John didn’t have the best of conditions to serve God. But he was faithful to his ministry. Many of us will not live in the wilderness or consent to wear clothes made of camel skin or eat locust and wild honey. When people were in doubt, they ask John and he confirmed to them that he was not the Christ.
John’s humility was profound, he lived away from the spotlight, he drew no attention to himself and stay focused on the mandate to tell everyone to repent as the kingdom of God was near. When we compare ourselves or compete with others trying to be and do what’s outside God’s will and purpose for us, we will definitely be exhausted and overwhelmed.
John was neither jealous nor insecure about Jesus’ role. Some people have refused to work with others because they were serving in the background and not in the spotlight. Our world has a long list of organizations and ministries that have been founded by individuals who broke away from the people God had called them to serve with.
It’s a lot more effort that’s required to work with certain people but if we keep our eyes on the achieving the vision God has entrusted to us a team, it doesn’t matter who gets the credit, who’s on the stage or off the stage.
The twelve disciples of Jesus would be our last example of finding purpose by partnering with others. Jesus had chosen these twelve men from all walks of life at different times. Over the course of three years, Jesus shared His vision of His kingdom with them, but they didn’t quite fully grasp it until Jesus died and rose from the dead.
God took a risk with these twelve men who struggled with anger, pride, a lack of a compassion, greed just to name a few. None of these men would have been on our team if we were Jesus especially when He knew all about them, but Jesus chose them anyway.
And God entrusted the birth of the church to these ordinary men who had no degrees in theology nor experience in leadership management. They had no handover notes and couldn’t send emails or texts to Jesus when they got into a knot but surrendered to be led by God’s Spirit each step of the way.
“It’s not what we can do for God’s kingdom that’s important but what God chooses to do through us.”
And it could have all turned out differently from what happened on the day of Pentecost but something had happened in each of their hearts and with one accord, they obeyed Jesus’ command to wait in Jerusalem till the Holy Spirit was sent.
And the book of Acts is a journal of how they all worked as a team and stayed focused on their mandate to take the gospel to the ends of earth. They could have broken away from each other to begin their individual ministries, but they didn’t. They could have taken advantage of those they healed by demanding monetary gifts, but they didn’t.

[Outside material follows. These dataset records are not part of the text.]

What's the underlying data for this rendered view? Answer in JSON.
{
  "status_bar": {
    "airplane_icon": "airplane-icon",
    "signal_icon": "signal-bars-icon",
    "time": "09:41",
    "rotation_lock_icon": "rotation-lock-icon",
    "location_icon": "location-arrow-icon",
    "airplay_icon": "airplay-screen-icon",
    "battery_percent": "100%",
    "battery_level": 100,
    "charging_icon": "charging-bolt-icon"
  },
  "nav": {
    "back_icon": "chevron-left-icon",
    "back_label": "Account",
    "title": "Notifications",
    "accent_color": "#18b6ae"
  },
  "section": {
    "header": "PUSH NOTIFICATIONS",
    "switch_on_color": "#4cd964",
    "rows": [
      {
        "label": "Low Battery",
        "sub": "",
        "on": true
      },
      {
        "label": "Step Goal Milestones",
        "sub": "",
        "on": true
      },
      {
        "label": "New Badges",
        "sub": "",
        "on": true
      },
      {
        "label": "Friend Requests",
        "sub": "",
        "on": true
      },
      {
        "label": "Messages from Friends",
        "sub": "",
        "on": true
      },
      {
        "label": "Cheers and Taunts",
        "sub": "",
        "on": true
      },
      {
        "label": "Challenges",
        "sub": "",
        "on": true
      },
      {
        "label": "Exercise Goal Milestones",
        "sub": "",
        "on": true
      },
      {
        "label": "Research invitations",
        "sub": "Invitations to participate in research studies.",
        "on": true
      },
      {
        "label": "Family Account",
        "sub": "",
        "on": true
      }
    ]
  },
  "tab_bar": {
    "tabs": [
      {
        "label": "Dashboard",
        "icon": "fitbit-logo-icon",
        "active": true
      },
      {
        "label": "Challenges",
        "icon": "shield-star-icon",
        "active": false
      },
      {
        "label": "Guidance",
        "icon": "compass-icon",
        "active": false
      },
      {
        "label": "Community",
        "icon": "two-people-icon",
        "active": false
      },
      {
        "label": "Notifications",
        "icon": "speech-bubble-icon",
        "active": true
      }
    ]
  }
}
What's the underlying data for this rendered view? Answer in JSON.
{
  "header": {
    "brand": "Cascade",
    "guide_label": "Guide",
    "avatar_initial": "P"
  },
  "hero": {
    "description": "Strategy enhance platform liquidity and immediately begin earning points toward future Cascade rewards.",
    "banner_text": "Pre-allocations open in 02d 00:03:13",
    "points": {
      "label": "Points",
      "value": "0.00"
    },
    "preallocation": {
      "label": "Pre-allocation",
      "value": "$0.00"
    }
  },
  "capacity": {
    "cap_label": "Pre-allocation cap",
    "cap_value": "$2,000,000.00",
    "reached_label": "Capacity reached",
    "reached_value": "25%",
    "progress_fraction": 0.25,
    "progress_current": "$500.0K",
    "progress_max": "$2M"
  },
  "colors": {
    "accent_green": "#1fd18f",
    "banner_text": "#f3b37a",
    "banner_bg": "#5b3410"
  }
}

Working in a team could be stressful with our different temperaments and expectations. And just as in any relationship, the relationships between team partners are usually strained. Sadly, many have walked away from what God wanted to accomplish through them because of what someone said or did.
The apostles stayed focused on the common goal and remembered the One who had called them all to serve. And when we take our eyes off the goal or forget who has called us into ministry or serve with ulterior motives looking out for only what we stand to profit, then, we run the risk of serving in vain, serving with he wrong motives or walking away from everything God has in store for us.
Serving God is a privilege, let’s never think for a moment that we deserve to be used by God or we have become any more qualified than someone else. God is still looking for people who are available, willing and obedient. It’s not what we can do for God’s kingdom that’s important but what God chooses to do through us.